WASHINGTON (CN) — With the promise of having their debt wiped clean after 10 years of on-time monthly payments, some 73,554 Americans working in public service took out costly loans to get their degrees.
Despite meeting the government’s requirements, however, 71% of these public servants were denied loan forgiveness since 2017. In a federal complaint Thursday, the second largest teacher’s union in the country says ineptitude at the the Education Department is to blame.
Congress enacted the Public Loan Service Forgiveness Program with bipartisan support in 2007, recognizing that the public workforce could attract top talent without the burdens of student loan debt.
“They want to be part of the solution, not part of the problem,” Senator Edward Kennedy said on the Senate floor in 2007. “So often, because of their indebtedness, they have to choose careers in order to deal with the indebtedness. So this legislation will open up or help us take advantage of that idealism that is out there.”
The lawsuit states the department has granted just 518 public servants loan forgiveness of the 32 million eligible borrowers.
This came as a “gut-punch” to the teachers now suing the department, said Lena Konanova an attorney with Selendy Gay, one of three legal teams representing the educators.
Konanova says the teachers planned their lives around the promise of loan forgiveness, and many bear the burden of young children or ailing relatives on top of their student loans.
A Department of Education spokeswoman said she could not comment on pending litigation but that the agency is fulfilling its end of the bargain.
“The department doesn’t comment on pending litigation, but I would point out that the Department is faithfully administering the complex program Congress passed,” press secretary Liz Hill said.
As quoted in the complaint, however, the Government Accountability Office in 2018 identified “widespread servicer misconduct” within the department for failing to provide loan servicers with guidance on how to administer the program.
Konanova said her clients reached out to their Congress members for help but received condolences rather than action in response.
Deborah Baker, a director of education for an Oklahoma nonprofit organization, even wrote to President Donald Trump. She has two small children and is joined by eight fellow plaintiffs in the case, including public school teachers and counselors hailing from across the country.
Konanova said she is confident the teachers bringing the lawsuit will want to be present in court when the case is brought before a U.S. District judge in D.C.
“Every single one of these plaintiffs has put their lives on hold,” Konanova said.

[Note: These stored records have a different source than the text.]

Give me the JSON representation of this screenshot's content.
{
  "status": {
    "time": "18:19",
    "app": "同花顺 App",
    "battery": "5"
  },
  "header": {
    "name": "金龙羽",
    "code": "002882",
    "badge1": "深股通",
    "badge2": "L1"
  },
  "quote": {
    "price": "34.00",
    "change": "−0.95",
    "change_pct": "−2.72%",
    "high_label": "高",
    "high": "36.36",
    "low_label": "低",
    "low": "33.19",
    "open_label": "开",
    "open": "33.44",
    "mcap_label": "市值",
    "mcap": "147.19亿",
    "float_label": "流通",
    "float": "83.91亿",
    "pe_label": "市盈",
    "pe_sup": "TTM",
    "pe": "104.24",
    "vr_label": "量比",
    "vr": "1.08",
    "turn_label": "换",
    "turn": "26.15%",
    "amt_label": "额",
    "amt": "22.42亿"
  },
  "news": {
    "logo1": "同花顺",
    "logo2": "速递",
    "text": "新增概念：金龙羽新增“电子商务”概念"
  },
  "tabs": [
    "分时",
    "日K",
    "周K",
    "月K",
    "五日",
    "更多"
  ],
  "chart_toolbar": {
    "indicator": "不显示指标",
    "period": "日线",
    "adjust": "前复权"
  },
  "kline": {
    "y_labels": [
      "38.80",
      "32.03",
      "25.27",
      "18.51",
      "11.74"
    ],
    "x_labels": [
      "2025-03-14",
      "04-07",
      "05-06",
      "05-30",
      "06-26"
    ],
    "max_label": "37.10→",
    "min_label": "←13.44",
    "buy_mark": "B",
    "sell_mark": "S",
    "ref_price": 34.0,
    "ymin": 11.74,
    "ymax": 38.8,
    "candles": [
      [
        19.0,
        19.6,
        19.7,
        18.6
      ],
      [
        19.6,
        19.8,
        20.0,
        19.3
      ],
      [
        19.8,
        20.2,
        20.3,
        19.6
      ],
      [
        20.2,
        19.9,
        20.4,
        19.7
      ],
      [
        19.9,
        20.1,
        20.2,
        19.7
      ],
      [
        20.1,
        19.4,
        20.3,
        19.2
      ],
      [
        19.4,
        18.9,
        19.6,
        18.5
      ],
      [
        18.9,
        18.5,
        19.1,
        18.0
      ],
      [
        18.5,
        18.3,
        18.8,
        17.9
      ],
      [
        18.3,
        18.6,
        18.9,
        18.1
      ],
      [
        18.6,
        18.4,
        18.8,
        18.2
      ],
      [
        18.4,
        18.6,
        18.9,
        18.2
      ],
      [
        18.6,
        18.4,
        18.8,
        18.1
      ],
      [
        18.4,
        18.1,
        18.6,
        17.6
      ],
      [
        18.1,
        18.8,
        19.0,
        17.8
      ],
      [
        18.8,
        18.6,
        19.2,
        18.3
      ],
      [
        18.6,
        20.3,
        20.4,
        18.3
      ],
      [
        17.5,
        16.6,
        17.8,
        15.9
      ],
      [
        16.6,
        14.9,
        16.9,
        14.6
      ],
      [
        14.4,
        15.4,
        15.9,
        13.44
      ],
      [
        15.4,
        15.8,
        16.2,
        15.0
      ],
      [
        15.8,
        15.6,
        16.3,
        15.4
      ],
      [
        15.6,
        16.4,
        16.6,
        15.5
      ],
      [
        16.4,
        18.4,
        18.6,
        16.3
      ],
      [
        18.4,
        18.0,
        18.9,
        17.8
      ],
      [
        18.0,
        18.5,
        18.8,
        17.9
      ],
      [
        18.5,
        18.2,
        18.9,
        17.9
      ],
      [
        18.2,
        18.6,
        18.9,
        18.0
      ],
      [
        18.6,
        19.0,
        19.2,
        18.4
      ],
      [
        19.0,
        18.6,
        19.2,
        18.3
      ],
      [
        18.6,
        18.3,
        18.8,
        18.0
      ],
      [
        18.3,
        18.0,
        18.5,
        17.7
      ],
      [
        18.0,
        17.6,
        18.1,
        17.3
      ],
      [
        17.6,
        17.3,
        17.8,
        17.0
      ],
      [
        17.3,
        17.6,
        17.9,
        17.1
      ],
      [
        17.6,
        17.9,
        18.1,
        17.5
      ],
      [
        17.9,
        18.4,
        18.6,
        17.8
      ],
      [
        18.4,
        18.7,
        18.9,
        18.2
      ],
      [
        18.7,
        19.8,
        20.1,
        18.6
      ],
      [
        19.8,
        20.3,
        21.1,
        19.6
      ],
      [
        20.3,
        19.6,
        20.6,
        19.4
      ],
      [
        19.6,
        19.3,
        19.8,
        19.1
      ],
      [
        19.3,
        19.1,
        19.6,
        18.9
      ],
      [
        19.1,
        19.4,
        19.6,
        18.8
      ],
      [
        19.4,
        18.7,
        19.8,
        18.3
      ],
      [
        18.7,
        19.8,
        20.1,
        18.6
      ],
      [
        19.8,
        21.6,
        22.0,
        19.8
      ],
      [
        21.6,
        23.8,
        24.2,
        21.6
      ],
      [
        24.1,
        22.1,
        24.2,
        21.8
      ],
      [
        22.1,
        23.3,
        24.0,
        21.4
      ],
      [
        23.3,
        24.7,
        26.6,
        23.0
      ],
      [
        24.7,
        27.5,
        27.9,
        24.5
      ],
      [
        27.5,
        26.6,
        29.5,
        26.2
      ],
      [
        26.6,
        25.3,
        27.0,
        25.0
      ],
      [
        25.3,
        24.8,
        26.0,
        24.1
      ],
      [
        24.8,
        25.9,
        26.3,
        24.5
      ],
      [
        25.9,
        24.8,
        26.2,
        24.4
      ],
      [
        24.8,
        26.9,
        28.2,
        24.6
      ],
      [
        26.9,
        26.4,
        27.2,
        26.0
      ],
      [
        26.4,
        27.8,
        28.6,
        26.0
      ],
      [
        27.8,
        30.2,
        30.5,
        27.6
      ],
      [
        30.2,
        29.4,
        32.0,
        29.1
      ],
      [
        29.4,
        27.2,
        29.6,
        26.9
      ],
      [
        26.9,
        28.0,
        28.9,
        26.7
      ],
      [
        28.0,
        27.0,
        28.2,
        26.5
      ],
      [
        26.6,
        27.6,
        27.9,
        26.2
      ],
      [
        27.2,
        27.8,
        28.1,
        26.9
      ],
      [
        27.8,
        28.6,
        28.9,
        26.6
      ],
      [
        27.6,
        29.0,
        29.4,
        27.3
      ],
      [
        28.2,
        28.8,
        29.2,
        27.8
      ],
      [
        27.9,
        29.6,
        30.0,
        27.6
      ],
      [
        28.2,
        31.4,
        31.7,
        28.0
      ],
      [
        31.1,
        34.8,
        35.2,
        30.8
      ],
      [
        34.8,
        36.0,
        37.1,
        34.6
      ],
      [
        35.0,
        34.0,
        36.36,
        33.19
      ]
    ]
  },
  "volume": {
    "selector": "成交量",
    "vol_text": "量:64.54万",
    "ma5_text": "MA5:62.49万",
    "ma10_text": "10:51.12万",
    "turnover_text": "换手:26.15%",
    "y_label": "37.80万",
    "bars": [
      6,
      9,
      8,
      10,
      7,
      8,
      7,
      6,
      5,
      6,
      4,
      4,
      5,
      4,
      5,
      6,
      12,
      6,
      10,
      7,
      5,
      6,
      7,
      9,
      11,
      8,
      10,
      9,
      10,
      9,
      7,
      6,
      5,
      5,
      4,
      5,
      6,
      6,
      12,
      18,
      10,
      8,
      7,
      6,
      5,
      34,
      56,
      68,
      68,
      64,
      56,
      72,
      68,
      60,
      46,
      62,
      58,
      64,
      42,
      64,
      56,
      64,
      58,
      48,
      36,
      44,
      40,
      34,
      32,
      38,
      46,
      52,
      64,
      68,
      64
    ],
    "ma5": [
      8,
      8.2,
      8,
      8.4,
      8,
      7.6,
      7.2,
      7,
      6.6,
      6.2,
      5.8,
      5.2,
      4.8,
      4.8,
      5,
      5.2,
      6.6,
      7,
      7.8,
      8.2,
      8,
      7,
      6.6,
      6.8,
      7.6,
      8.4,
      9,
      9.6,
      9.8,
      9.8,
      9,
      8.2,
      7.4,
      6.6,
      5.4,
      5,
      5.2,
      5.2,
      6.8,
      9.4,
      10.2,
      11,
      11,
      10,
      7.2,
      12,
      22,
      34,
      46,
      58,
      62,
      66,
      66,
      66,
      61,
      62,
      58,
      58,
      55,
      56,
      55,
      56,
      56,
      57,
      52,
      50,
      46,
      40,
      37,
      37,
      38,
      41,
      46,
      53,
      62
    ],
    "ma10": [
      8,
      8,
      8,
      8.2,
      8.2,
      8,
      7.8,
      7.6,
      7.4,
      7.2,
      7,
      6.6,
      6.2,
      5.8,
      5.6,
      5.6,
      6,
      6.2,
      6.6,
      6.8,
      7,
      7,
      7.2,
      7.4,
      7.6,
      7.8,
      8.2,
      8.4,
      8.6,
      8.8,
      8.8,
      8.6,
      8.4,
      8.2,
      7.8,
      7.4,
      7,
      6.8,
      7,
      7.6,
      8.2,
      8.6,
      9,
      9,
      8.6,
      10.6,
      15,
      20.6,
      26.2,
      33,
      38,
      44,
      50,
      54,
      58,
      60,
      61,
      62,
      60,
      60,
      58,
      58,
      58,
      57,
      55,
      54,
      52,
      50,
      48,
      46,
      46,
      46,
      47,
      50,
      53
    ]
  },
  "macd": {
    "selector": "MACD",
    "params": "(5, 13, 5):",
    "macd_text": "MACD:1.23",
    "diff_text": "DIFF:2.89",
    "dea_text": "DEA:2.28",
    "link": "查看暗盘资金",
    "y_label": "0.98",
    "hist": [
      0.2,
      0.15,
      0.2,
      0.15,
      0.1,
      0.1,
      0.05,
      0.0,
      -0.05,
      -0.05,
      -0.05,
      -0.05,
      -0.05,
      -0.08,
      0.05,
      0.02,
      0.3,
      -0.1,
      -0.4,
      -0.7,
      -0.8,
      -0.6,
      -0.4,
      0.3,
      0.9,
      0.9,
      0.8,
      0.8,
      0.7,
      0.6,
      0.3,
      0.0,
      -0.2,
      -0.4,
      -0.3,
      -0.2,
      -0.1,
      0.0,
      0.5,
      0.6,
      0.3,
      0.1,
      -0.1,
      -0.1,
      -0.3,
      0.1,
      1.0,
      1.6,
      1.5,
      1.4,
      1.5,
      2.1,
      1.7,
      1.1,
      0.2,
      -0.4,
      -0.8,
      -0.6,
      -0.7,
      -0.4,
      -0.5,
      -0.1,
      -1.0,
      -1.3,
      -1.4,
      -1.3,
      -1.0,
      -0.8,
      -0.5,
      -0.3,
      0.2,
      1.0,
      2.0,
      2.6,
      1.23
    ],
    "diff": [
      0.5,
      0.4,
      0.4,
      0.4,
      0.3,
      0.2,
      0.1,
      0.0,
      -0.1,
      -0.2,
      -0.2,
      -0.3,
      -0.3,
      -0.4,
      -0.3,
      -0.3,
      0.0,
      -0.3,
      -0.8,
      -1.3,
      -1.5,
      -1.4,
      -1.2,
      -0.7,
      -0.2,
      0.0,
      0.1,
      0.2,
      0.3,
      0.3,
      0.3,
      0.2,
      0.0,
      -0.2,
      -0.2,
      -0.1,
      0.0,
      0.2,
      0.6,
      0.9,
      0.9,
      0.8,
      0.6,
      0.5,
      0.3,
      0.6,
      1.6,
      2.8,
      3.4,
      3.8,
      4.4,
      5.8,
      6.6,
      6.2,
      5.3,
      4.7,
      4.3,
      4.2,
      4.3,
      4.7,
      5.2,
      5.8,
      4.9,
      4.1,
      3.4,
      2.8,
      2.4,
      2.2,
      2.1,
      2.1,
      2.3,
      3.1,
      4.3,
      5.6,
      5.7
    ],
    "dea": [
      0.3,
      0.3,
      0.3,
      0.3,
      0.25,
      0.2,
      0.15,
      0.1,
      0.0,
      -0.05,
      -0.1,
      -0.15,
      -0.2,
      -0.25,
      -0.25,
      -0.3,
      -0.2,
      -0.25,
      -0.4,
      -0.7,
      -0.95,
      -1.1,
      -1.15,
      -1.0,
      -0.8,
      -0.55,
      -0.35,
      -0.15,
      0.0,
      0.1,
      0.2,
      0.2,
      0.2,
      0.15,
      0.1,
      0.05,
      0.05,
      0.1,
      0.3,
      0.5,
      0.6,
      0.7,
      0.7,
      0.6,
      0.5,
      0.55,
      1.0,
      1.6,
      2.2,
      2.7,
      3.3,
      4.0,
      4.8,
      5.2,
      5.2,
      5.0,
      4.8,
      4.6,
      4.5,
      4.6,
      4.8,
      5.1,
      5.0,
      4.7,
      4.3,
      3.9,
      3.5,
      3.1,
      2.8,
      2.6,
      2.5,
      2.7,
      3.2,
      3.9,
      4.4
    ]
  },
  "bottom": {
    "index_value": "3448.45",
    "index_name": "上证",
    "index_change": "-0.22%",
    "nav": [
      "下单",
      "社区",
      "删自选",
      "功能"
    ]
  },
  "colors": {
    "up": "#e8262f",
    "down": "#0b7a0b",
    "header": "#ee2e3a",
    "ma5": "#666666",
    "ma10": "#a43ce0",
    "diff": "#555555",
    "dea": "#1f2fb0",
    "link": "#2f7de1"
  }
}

Attorneys from the Florida-based firm Phillips Richard and the National Student Legal Defense Network joined Konanova and three colleagues from Selendy Gay in representing the teachers.